• Working data
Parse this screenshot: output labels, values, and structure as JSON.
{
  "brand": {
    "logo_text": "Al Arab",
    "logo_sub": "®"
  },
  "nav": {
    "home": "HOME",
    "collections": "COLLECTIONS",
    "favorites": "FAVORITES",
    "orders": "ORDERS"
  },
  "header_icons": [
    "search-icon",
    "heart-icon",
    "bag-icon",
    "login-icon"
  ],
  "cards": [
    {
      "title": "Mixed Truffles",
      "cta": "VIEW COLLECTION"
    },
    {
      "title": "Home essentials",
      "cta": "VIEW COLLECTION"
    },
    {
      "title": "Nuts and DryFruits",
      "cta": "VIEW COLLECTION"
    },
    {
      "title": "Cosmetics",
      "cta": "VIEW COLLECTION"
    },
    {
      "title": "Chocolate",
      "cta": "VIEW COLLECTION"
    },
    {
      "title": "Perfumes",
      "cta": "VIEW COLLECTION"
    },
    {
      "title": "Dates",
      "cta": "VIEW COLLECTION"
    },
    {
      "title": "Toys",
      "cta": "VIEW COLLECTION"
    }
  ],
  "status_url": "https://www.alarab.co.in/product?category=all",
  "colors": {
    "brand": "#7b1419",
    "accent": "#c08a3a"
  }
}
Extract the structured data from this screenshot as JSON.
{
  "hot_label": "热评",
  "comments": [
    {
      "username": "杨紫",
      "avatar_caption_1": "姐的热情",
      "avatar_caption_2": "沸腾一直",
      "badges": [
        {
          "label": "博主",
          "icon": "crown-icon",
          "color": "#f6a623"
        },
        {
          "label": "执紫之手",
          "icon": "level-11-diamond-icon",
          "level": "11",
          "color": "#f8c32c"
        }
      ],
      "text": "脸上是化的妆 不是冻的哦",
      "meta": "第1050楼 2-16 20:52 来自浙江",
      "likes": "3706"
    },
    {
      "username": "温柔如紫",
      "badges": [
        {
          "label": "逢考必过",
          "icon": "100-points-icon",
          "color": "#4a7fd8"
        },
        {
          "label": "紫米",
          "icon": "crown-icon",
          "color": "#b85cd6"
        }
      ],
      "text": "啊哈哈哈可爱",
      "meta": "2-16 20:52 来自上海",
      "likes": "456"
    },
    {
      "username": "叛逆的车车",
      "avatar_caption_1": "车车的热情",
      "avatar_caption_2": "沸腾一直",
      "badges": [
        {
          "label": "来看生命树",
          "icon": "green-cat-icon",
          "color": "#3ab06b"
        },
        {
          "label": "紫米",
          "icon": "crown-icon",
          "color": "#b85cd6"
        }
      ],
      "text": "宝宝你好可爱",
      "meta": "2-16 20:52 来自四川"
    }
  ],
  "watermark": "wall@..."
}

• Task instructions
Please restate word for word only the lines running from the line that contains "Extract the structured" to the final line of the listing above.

• Final answer
Extract the structured data from this screenshot as JSON.
{
  "hot_label": "热评",
  "comments": [
    {
      "username": "杨紫",
      "avatar_caption_1": "姐的热情",
      "avatar_caption_2": "沸腾一直",
      "badges": [
        {
          "label": "博主",
          "icon": "crown-icon",
          "color": "#f6a623"
        },
        {
          "label": "执紫之手",
          "icon": "level-11-diamond-icon",
          "level": "11",
          "color": "#f8c32c"
        }
      ],
      "text": "脸上是化的妆 不是冻的哦",
      "meta": "第1050楼 2-16 20:52 来自浙江",
      "likes": "3706"
    },
    {
      "username": "温柔如紫",
      "badges": [
        {
          "label": "逢考必过",
          "icon": "100-points-icon",
          "color": "#4a7fd8"
        },
        {
          "label": "紫米",
          "icon": "crown-icon",
          "color": "#b85cd6"
        }
      ],
      "text": "啊哈哈哈可爱",
      "meta": "2-16 20:52 来自上海",
      "likes": "456"
    },
    {
      "username": "叛逆的车车",
      "avatar_caption_1": "车车的热情",
      "avatar_caption_2": "沸腾一直",
      "badges": [
        {
          "label": "来看生命树",
          "icon": "green-cat-icon",
          "color": "#3ab06b"
        },
        {
          "label": "紫米",
          "icon": "crown-icon",
          "color": "#b85cd6"
        }
      ],
      "text": "宝宝你好可爱",
      "meta": "2-16 20:52 来自四川"
    }
  ],
  "watermark": "wall@..."
}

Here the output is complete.